1The Johns Hopkins Univ, Baltimore, MD, USA,2Northwestern Univ, Chicago, IL, USA,3NCI, Rockville, MD, USA,4Kaiser Permanente Mid-Atlantic States, Rockville, MD, USA,5Kaiser Hosp, San Leandro, CA, USA,6Univ of Washington, Seattle, WA, USA
HIV-infected adults have a 1.5-to-2-fold increase in risk of myocardial infarctions (MIs) compared with uninfected adults. Our objective was to estimate the population attributable fractions (PAFs) of HIV-related and traditional MI risk factors, interpreted as the proportion of MIs that could potentially be avoided if HIV-infected adults were unexposed to these risk factors.
We included adults from 7 contributing cohorts to the NA-ACCORD with validated first occurrence of a type 1 myocardial infarction, which are MIs from plaque rupture that would be most susceptible to traditional MI risk factors. Modifiable HIV-related risk factors included CD4 <200 cells/mm3, detectable plasma HIV RNA (≥400 copies/mL), and history of clinical AIDS. Modifiable traditional risk factors included tobacco smoking, treated hypertension (HTN), hypercholesterolemia (HC, defined as use of statins or a total cholesterol >240 mg/dL), type II diabetes, stage 4 chronic kidney disease (CKD), and hepatitis C virus (HCV) infection. Cox proportional hazard models with piecewise constant baseline hazard functions were used to estimate hazard ratios (adjusted for age, sex, race, and injection drug use). These hazard ratios were combined with the prevalence of the risk factor among persons with MIs to estimate adjusted PAFs for modifiable risk factors. Smoking and HCV infection were measured at study entry. All other variables were time-updated.

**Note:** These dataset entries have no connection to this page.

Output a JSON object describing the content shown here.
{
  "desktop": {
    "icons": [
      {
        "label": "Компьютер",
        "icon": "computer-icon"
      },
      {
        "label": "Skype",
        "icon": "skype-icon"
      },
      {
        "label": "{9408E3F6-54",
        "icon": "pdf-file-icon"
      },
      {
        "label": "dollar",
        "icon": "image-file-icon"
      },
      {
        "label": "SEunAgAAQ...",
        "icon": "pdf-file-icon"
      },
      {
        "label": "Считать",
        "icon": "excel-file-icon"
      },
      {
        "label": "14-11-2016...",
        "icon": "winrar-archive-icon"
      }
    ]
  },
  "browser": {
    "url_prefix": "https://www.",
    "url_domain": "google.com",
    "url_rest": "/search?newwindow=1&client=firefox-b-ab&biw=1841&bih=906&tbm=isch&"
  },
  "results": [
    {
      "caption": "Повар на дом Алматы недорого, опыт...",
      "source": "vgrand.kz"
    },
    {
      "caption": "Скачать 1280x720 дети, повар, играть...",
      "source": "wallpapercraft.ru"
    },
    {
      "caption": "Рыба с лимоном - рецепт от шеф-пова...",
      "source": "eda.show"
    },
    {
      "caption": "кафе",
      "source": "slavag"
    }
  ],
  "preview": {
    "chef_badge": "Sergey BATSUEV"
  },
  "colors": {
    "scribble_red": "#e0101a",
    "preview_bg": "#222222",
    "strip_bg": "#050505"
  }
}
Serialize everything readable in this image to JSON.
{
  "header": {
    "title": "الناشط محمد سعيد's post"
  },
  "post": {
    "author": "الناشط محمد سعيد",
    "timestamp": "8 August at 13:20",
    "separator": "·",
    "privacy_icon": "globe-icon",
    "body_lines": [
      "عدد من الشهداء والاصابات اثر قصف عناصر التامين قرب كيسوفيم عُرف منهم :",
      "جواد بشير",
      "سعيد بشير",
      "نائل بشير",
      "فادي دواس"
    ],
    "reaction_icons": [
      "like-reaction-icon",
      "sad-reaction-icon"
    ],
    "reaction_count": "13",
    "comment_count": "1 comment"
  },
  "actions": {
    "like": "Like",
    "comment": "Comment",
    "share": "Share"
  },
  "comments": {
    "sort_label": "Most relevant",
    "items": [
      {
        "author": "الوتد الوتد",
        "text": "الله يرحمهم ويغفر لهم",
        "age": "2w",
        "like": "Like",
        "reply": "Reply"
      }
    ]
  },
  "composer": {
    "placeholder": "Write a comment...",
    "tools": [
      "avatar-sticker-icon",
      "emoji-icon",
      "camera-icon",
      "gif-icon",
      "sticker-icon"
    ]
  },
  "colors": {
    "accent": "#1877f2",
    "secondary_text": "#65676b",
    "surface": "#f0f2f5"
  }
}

A total of 29,515 adults contributed 131,137 person-years and 347 MIs; median follow up was 3.5 years. At baseline, participants who subsequently had an MI were older, more likely to be black, have smoked, had HTN, HC, diabetes, stage 4 CKD, a low CD4, a clinical AIDS diagnosis, and HCV infection. Adjusting for demographics, eliminating smoking, HTN, and HC would avert 38%, 41% and 43% of MIs, respectively (Figure 1); eliminating all three would avert 86% of MIs. HIV-related risk factors and HCV infection had smaller PAFs. A subgroup analyses accounting for BMI showed similar results, with the exception of a reduction in the PAF for HC.
Preventing smoking, hypertension, and HC each could result in a ~40% reduction in MIs among aging HIV-infected adults; further reductions in MIs can be achieved with aggressive antiretroviral management. These results underscore the need to implement traditional MI risk reduction interventions soon after prompt HIV treatment initiation in order to reduce excess MI burden among aging HIV-infected adults.